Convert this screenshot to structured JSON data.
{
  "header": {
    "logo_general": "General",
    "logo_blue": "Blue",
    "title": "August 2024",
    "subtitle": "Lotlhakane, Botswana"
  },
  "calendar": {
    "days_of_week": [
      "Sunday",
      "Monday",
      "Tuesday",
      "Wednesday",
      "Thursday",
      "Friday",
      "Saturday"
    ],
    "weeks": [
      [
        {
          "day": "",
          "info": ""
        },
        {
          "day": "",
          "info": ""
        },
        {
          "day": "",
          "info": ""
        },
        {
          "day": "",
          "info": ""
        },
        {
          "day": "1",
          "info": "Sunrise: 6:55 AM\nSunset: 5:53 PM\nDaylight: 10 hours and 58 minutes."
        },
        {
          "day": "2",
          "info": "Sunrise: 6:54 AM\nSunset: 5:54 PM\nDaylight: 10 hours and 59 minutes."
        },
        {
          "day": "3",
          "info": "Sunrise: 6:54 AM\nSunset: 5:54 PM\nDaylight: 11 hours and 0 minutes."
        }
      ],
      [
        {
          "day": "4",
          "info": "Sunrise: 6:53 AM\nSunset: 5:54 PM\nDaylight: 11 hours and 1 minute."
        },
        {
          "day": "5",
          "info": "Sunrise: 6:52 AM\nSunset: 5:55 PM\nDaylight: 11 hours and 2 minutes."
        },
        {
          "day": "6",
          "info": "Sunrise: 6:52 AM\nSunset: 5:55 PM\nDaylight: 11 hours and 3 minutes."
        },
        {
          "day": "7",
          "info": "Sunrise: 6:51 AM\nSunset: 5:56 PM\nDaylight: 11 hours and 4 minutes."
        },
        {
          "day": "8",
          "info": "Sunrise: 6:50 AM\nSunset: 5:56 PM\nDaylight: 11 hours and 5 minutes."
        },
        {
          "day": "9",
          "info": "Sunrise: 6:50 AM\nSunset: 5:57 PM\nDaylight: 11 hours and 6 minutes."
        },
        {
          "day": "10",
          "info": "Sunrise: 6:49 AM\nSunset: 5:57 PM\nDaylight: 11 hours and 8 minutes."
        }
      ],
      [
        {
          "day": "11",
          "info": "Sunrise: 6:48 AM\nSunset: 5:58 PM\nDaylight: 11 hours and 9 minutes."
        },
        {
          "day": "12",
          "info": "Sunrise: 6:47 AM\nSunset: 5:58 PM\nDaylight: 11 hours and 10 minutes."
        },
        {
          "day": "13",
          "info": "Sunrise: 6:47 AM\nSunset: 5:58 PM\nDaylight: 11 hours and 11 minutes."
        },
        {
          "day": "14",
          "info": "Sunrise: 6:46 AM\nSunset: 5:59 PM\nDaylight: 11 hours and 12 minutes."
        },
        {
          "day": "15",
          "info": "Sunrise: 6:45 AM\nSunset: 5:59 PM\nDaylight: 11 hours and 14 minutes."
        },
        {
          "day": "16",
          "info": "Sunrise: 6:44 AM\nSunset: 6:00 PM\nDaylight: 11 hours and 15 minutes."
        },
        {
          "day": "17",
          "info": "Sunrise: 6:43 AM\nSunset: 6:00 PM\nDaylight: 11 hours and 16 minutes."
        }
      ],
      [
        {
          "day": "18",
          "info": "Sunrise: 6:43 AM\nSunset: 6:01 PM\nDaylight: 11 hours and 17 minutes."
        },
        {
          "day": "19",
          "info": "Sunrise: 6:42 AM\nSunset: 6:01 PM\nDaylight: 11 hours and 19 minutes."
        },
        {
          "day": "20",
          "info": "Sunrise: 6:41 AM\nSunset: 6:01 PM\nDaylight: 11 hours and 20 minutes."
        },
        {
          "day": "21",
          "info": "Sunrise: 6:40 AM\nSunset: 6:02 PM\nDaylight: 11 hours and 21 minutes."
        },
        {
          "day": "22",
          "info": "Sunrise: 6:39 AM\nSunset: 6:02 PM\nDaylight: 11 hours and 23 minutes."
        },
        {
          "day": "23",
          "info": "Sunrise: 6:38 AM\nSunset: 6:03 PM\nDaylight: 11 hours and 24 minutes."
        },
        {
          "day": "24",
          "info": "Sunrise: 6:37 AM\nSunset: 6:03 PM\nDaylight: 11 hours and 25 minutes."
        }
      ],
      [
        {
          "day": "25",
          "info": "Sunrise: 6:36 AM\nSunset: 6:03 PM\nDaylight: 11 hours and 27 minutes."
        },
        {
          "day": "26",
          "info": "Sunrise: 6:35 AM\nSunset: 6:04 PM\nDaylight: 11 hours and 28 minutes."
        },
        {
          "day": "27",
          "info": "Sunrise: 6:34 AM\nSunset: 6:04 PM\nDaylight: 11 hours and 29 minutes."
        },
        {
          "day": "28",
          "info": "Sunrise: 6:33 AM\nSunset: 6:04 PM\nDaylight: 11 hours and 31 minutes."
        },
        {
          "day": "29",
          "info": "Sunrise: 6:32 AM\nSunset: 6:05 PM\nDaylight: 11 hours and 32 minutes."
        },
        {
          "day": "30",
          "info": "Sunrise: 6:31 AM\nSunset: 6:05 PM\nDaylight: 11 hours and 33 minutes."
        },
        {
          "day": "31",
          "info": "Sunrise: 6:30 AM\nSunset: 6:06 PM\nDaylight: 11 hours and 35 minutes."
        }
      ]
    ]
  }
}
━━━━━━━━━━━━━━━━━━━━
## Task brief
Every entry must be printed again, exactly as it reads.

## Written response
Convert this screenshot to structured JSON data.
{
  "header": {
    "logo_general": "General",
    "logo_blue": "Blue",
    "title": "August 2024",
    "subtitle": "Lotlhakane, Botswana"
  },
  "calendar": {
    "days_of_week": [
      "Sunday",
      "Monday",
      "Tuesday",
      "Wednesday",
      "Thursday",
      "Friday",
      "Saturday"
    ],
    "weeks": [
      [
        {
          "day": "",
          "info": ""
        },
        {
          "day": "",
          "info": ""
        },
        {
          "day": "",
          "info": ""
        },
        {
          "day": "",
          "info": ""
        },
        {
          "day": "1",
          "info": "Sunrise: 6:55 AM\nSunset: 5:53 PM\nDaylight: 10 hours and 58 minutes."
        },
        {
          "day": "2",
          "info": "Sunrise: 6:54 AM\nSunset: 5:54 PM\nDaylight: 10 hours and 59 minutes."
        },
        {
          "day": "3",
          "info": "Sunrise: 6:54 AM\nSunset: 5:54 PM\nDaylight: 11 hours and 0 minutes."
        }
      ],
      [
        {
          "day": "4",
          "info": "Sunrise: 6:53 AM\nSunset: 5:54 PM\nDaylight: 11 hours and 1 minute."
        },
        {
          "day": "5",
          "info": "Sunrise: 6:52 AM\nSunset: 5:55 PM\nDaylight: 11 hours and 2 minutes."
        },
        {
          "day": "6",
          "info": "Sunrise: 6:52 AM\nSunset: 5:55 PM\nDaylight: 11 hours and 3 minutes."
        },
        {
          "day": "7",
          "info": "Sunrise: 6:51 AM\nSunset: 5:56 PM\nDaylight: 11 hours and 4 minutes."
        },
        {
          "day": "8",
          "info": "Sunrise: 6:50 AM\nSunset: 5:56 PM\nDaylight: 11 hours and 5 minutes."
        },
        {
          "day": "9",
          "info": "Sunrise: 6:50 AM\nSunset: 5:57 PM\nDaylight: 11 hours and 6 minutes."
        },
        {
          "day": "10",
          "info": "Sunrise: 6:49 AM\nSunset: 5:57 PM\nDaylight: 11 hours and 8 minutes."
        }
      ],
      [
        {
          "day": "11",
          "info": "Sunrise: 6:48 AM\nSunset: 5:58 PM\nDaylight: 11 hours and 9 minutes."
        },
        {
          "day": "12",
          "info": "Sunrise: 6:47 AM\nSunset: 5:58 PM\nDaylight: 11 hours and 10 minutes."
        },
        {
          "day": "13",
          "info": "Sunrise: 6:47 AM\nSunset: 5:58 PM\nDaylight: 11 hours and 11 minutes."
        },
        {
          "day": "14",
          "info": "Sunrise: 6:46 AM\nSunset: 5:59 PM\nDaylight: 11 hours and 12 minutes."
        },
        {
          "day": "15",
          "info": "Sunrise: 6:45 AM\nSunset: 5:59 PM\nDaylight: 11 hours and 14 minutes."
        },
        {
          "day": "16",
          "info": "Sunrise: 6:44 AM\nSunset: 6:00 PM\nDaylight: 11 hours and 15 minutes."
        },
        {
          "day": "17",
          "info": "Sunrise: 6:43 AM\nSunset: 6:00 PM\nDaylight: 11 hours and 16 minutes."
        }
      ],
      [
        {
          "day": "18",
          "info": "Sunrise: 6:43 AM\nSunset: 6:01 PM\nDaylight: 11 hours and 17 minutes."
        },
        {
          "day": "19",
          "info": "Sunrise: 6:42 AM\nSunset: 6:01 PM\nDaylight: 11 hours and 19 minutes."
        },
        {
          "day": "20",
          "info": "Sunrise: 6:41 AM\nSunset: 6:01 PM\nDaylight: 11 hours and 20 minutes."
        },
        {
          "day": "21",
          "info": "Sunrise: 6:40 AM\nSunset: 6:02 PM\nDaylight: 11 hours and 21 minutes."
        },
        {
          "day": "22",
          "info": "Sunrise: 6:39 AM\nSunset: 6:02 PM\nDaylight: 11 hours and 23 minutes."
        },
        {
          "day": "23",
          "info": "Sunrise: 6:38 AM\nSunset: 6:03 PM\nDaylight: 11 hours and 24 minutes."
        },
        {
          "day": "24",
          "info": "Sunrise: 6:37 AM\nSunset: 6:03 PM\nDaylight: 11 hours and 25 minutes."
        }
      ],
      [
        {
          "day": "25",
          "info": "Sunrise: 6:36 AM\nSunset: 6:03 PM\nDaylight: 11 hours and 27 minutes."
        },
        {
          "day": "26",
          "info": "Sunrise: 6:35 AM\nSunset: 6:04 PM\nDaylight: 11 hours and 28 minutes."
        },
        {
          "day": "27",
          "info": "Sunrise: 6:34 AM\nSunset: 6:04 PM\nDaylight: 11 hours and 29 minutes."
        },
        {
          "day": "28",
          "info": "Sunrise: 6:33 AM\nSunset: 6:04 PM\nDaylight: 11 hours and 31 minutes."
        },
        {
          "day": "29",
          "info": "Sunrise: 6:32 AM\nSunset: 6:05 PM\nDaylight: 11 hours and 32 minutes."
        },
        {
          "day": "30",
          "info": "Sunrise: 6:31 AM\nSunset: 6:05 PM\nDaylight: 11 hours and 33 minutes."
        },
        {
          "day": "31",
          "info": "Sunrise: 6:30 AM\nSunset: 6:06 PM\nDaylight: 11 hours and 35 minutes."
        }
      ]
    ]
  }
}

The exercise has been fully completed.